» **Assignment**
Among the records, how many lines contain "data"? Only the number is needed.

(Input records begins)

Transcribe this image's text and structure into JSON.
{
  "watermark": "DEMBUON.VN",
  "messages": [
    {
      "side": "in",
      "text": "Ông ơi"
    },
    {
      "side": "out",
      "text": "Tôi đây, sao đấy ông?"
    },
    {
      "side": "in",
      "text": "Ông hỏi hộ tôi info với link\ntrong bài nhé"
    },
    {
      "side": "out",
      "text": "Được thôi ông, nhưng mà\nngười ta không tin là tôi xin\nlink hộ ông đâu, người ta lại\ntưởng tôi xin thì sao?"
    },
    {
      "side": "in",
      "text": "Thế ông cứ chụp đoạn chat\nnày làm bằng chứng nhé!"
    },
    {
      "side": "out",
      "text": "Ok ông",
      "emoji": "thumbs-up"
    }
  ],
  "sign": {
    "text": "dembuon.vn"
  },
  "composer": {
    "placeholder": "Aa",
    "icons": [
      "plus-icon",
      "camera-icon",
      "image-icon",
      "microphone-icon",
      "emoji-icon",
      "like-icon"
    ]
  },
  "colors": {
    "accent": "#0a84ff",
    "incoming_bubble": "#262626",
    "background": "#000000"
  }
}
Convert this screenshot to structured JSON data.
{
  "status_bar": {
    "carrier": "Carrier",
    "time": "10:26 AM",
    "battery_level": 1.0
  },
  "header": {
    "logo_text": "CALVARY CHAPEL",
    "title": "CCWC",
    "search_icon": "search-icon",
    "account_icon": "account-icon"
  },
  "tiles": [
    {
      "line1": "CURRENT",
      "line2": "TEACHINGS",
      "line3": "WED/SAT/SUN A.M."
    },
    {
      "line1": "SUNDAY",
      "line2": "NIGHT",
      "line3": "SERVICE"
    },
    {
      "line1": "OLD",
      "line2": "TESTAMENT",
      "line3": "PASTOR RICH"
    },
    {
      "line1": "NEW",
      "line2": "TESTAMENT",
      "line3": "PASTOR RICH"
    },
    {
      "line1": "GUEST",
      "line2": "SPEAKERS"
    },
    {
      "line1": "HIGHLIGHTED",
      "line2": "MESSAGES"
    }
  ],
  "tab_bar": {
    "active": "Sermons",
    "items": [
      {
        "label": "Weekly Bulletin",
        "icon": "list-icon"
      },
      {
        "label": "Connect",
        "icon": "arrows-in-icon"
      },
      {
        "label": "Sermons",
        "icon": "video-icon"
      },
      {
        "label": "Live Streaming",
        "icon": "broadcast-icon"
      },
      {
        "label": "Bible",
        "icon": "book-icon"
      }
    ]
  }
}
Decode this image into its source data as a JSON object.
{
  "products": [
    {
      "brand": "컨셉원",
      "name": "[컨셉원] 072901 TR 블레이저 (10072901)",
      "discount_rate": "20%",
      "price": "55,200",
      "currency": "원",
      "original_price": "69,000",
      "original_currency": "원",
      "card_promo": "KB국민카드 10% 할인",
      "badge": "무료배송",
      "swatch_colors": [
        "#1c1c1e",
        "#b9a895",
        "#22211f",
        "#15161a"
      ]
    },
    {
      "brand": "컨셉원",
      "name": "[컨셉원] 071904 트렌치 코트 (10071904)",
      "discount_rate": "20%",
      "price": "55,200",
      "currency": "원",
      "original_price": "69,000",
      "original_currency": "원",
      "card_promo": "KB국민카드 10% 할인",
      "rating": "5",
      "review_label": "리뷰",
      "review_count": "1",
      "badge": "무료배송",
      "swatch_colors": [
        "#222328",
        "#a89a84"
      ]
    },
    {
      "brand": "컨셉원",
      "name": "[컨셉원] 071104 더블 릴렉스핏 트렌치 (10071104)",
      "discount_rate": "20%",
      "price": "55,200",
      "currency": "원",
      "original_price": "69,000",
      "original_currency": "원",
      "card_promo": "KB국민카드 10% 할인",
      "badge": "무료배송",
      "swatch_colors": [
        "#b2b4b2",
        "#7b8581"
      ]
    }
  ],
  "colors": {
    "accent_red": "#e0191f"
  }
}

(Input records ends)

» **Problem solution**
2